Jacob Pelton ’22 has been working this summer to test and install new instrumentation such as imaging cameras and a spectrograph on the largest telescope in the Capital Region.
Rose Finn, Ph.D., professor of physics and astronomy, said Pelton’s first-time experience with such a project was a success: initial viewings on July 5 showed that the instruments worked as designed.
“Jake came in with no prior experience with telescopes and their instrumentation, and he worked independently to study manuals and websites,” said Finn. “He did an amazing job learning about the instruments and the software needed to control them, and he was not deterred by the inevitable obstacles and setbacks that arose. This is great experience for someone who is considering a career in engineering.”
This will be the first time that Siena can capture spectra files of what is viewed through the telescope. Like sending sunlight through a prism and seeing a rainbow emerge, the new spectrograph reveals the spectra of light emitted by stars and other objects. The detailed information encoded in the light will allow Siena students and faculty to investigate the chemical and physical properties of celestial objects. Also, a new cloud sensor will allow for remote closure of the telescope in the event of cloud cover or inclement weather.
“The new camera will improve our imaging capabilities, and the spectrograph opens up new areas of research for us,” said Finn.
Pelton is majoring in applied physics and during his senior year he will be exploring graduate study opportunities in mechanical engineering.
This equipment was part of the College’s original telescope acquisition, and is being installed now after the faculty and students had adequate time to assess the quality of atmospheric conditions at the observatory.
Siena is planning to resume public viewings at the Breyo this fall.
“It was really great to be a part of this project, and I hope to be able to do more observing this summer.

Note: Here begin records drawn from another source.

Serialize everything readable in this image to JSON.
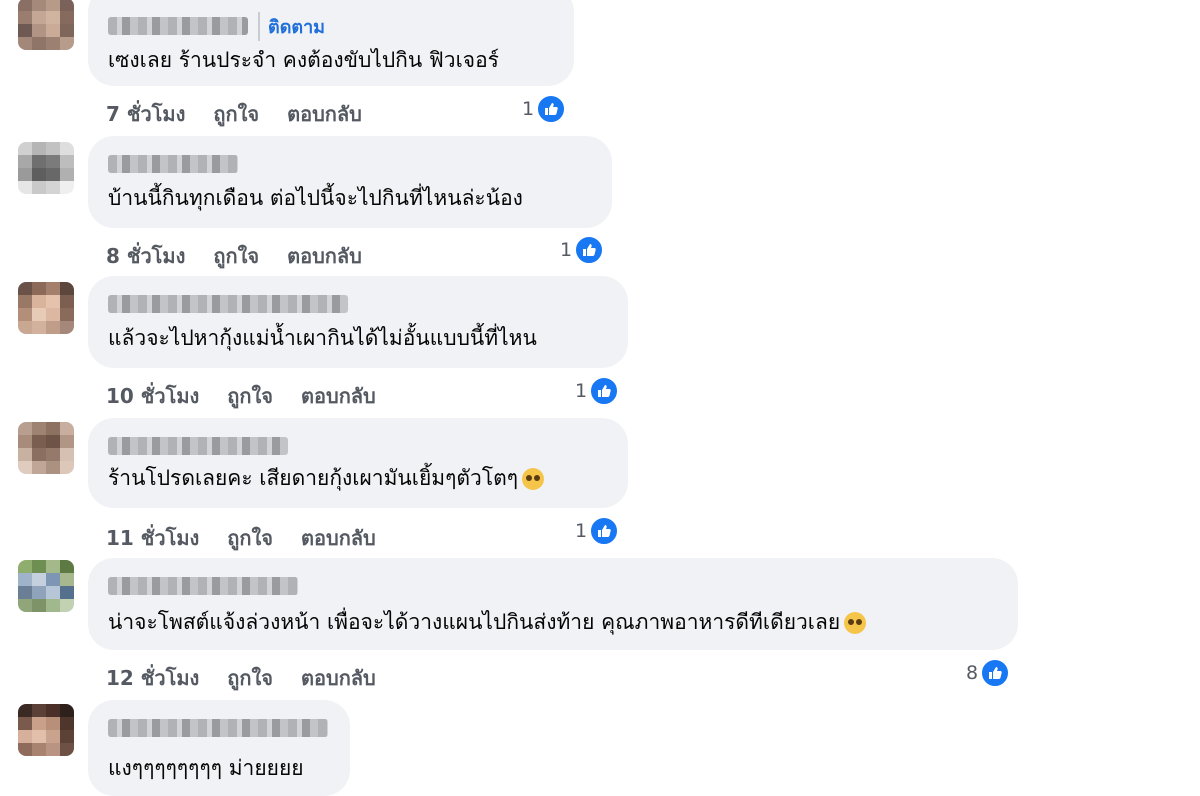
{
  "comments": [
    {
      "follow_label": "ติดตาม",
      "text": "เซงเลย ร้านประจำ คงต้องขับไปกิน ฟิวเจอร์",
      "time": "7 ชั่วโมง",
      "like_label": "ถูกใจ",
      "reply_label": "ตอบกลับ",
      "like_count": "1",
      "avatar_colors": [
        "#8a6f64",
        "#a58a7c",
        "#b89a88",
        "#7a625a",
        "#9b7d70",
        "#c4a794",
        "#d1b4a0",
        "#876a5e",
        "#6e5a52",
        "#b19483",
        "#c9ab98",
        "#7f665b",
        "#a38879",
        "#8f7468",
        "#9c8173",
        "#b79c8c"
      ]
    },
    {
      "text": "บ้านนี้กินทุกเดือน ต่อไปนี้จะไปกินที่ไหนล่ะน้อง",
      "time": "8 ชั่วโมง",
      "like_label": "ถูกใจ",
      "reply_label": "ตอบกลับ",
      "like_count": "1",
      "avatar_colors": [
        "#d0d0d0",
        "#b5b5b5",
        "#c2c2c2",
        "#dedede",
        "#a8a8a8",
        "#6f6f6f",
        "#7b7b7b",
        "#bdbdbd",
        "#9a9a9a",
        "#5e5e5e",
        "#686868",
        "#b0b0b0",
        "#e6e6e6",
        "#c9c9c9",
        "#d4d4d4",
        "#efefef"
      ]
    },
    {
      "text": "แล้วจะไปหากุ้งแม่น้ำเผากินได้ไม่อั้นแบบนี้ที่ไหน",
      "time": "10 ชั่วโมง",
      "like_label": "ถูกใจ",
      "reply_label": "ตอบกลับ",
      "like_count": "1",
      "avatar_colors": [
        "#6b5248",
        "#8c6a5a",
        "#a4806c",
        "#5c463d",
        "#9a7866",
        "#d9b39c",
        "#e4c2ab",
        "#7d5f51",
        "#b38f7a",
        "#e8cbb6",
        "#dcb8a2",
        "#8a6a5b",
        "#c9a893",
        "#d3b29d",
        "#bf9d88",
        "#a6887a"
      ]
    },
    {
      "text": "ร้านโปรดเลยคะ เสียดายกุ้งเผามันเยิ้มๆตัวโตๆ",
      "time": "11 ชั่วโมง",
      "like_label": "ถูกใจ",
      "reply_label": "ตอบกลับ",
      "like_count": "1",
      "emoji": "pleading-face",
      "avatar_colors": [
        "#b89e8e",
        "#9e8272",
        "#8d7262",
        "#c7ae9f",
        "#a88b7a",
        "#7a5f51",
        "#6d5446",
        "#b29685",
        "#c9b1a2",
        "#8b6f60",
        "#957a6b",
        "#d6c0b2",
        "#e0ccbf",
        "#c0a696",
        "#ab917f",
        "#ddc7b9"
      ]
    },
    {
      "text": "น่าจะโพสต์แจ้งล่วงหน้า เพื่อจะได้วางแผนไปกินส่งท้าย คุณภาพอาหารดีทีเดียวเลย",
      "time": "12 ชั่วโมง",
      "like_label": "ถูกใจ",
      "reply_label": "ตอบกลับ",
      "like_count": "8",
      "emoji": "pleading-face",
      "avatar_colors": [
        "#8fae6e",
        "#6f8f52",
        "#a3b98a",
        "#5d7a45",
        "#9fb3c9",
        "#c4d0dd",
        "#7d96b3",
        "#a7b88f",
        "#6a7f95",
        "#8fa4bb",
        "#b7c6d6",
        "#55708d",
        "#91a57a",
        "#7e9468",
        "#a1b78d",
        "#c3d1b3"
      ]
    },
    {
      "text": "แงๆๆๆๆๆๆๆๆ ม่ายยยย",
      "avatar_colors": [
        "#3b2a24",
        "#5a4036",
        "#4a3029",
        "#2e211c",
        "#7a5a4c",
        "#c9a08a",
        "#b88f79",
        "#4e362d",
        "#d6b09b",
        "#e2bfaa",
        "#caa38e",
        "#5c4136",
        "#8e6b5b",
        "#a88370",
        "#b99482",
        "#6d5145"
      ]
    }
  ]
}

It was a really good way to get hands-on experience with this kind of instrumentation, and to learn how to overcome frustration when things don’t go your way the first time you work with new technology.”
Jacob Pelton ’22